General Session Court
The General Sessions Court Unit is responsible for:
The management, integrity and maintenance of all Beaufort County Sheriff's Office criminal cases going to General Sessions Court
To prepare and present criminal cases to the Beaufort County Grand Jury
Coordinating criminal cases with the Beaufort County Magistrate’s Office for preliminary hearings and assists in notification to individual Deputies for the presentation of their cases.
Act as liaison between the Sheriff’s Office and the Solicitor’s Office in reference to General Sessions cases and to provide the Solicitor Office with case documentation needed for trial.
Act as the Sheriff’s Office liaison to the Public Defender’s Office as well as to private defense attorneys for General Sessions Subpoenas and other requested information.
Frequently Asked Questions:
How can I check on the status of a General Sessions case in Beaufort County?
The status of all General Sessions cases in Beaufort County can be checked for status and viewed at:
What is General Sessions Court?
South Carolina Circuit Courts are divided into two divisions:
General Sessions (criminal court); and
Common Pleas (civil court).
General Sessions Court handles felony and misdemeanor criminal cases ranging from those with a penalty of more than 30 days and / or a $500 fine to those carrying the death penalty.
The Magistrate and Municipal court system handles misdemeanor offenses with a penalty of 30 days or less and / or a fine of up to $500.
What is the difference between a felony and a misdemeanor?
Felony and misdemeanor are legal terms describing the seriousness of a crime. A felony is a very serious crime. Felonies generally carry long prison sentences of a year or more. Examples of a felony are attempted murder and cocaine trafficking.
A misdemeanor is a less serious crime. Misdemeanors carry shorter prison sentences. Examples of misdemeanor crimes include simple possession of marijuana, simple assault and battery, and tampering with an electric meter.
State law classifies crimes as felonies and others as misdemeanors. Title 16 of the South Carolina Code contains a list of felonies and misdemeanors.
What is a Preliminary Hearing?
These hearings are available to defendants charged with serious offenses triable only in General Sessions Court. The defendant has the right to request a preliminary hearing within 10 days of the bond hearing.

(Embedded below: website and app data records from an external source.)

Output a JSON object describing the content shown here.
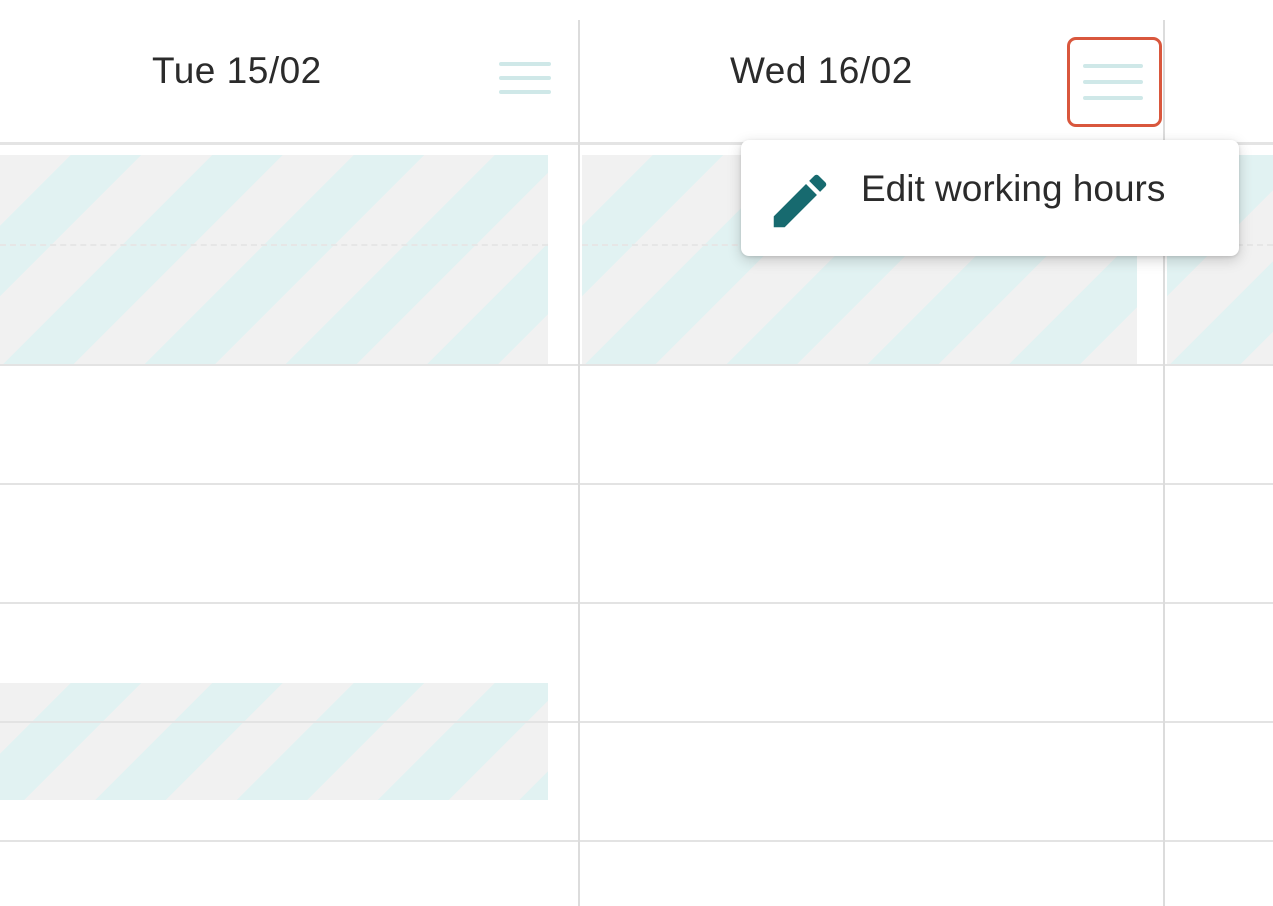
{
  "days": [
    {
      "label": "Tue 15/02",
      "menu_icon": "hamburger-menu-icon"
    },
    {
      "label": "Wed 16/02",
      "menu_icon": "hamburger-menu-icon"
    }
  ],
  "context_menu": {
    "items": [
      {
        "label": "Edit working hours",
        "icon": "pencil-icon"
      }
    ]
  },
  "colors": {
    "menu_icon": "#cfe8e8",
    "highlight_border": "#d9573d",
    "stripe_teal": "#e1f2f2",
    "stripe_grey": "#f1f1f1",
    "pencil": "#176a6f",
    "gridline": "#e3e3e3"
  }
}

What is the Grand Jury?
A Grand Jury is a panel of citizens convened by the court to decide whether it is appropriate to bring charges against someone suspected of a crime. If the Grand Jury decides there is reason to bring someone to trial, it returns a “true bill” and issues an indictment. If it finds insufficient reason, it returns a “no bill.”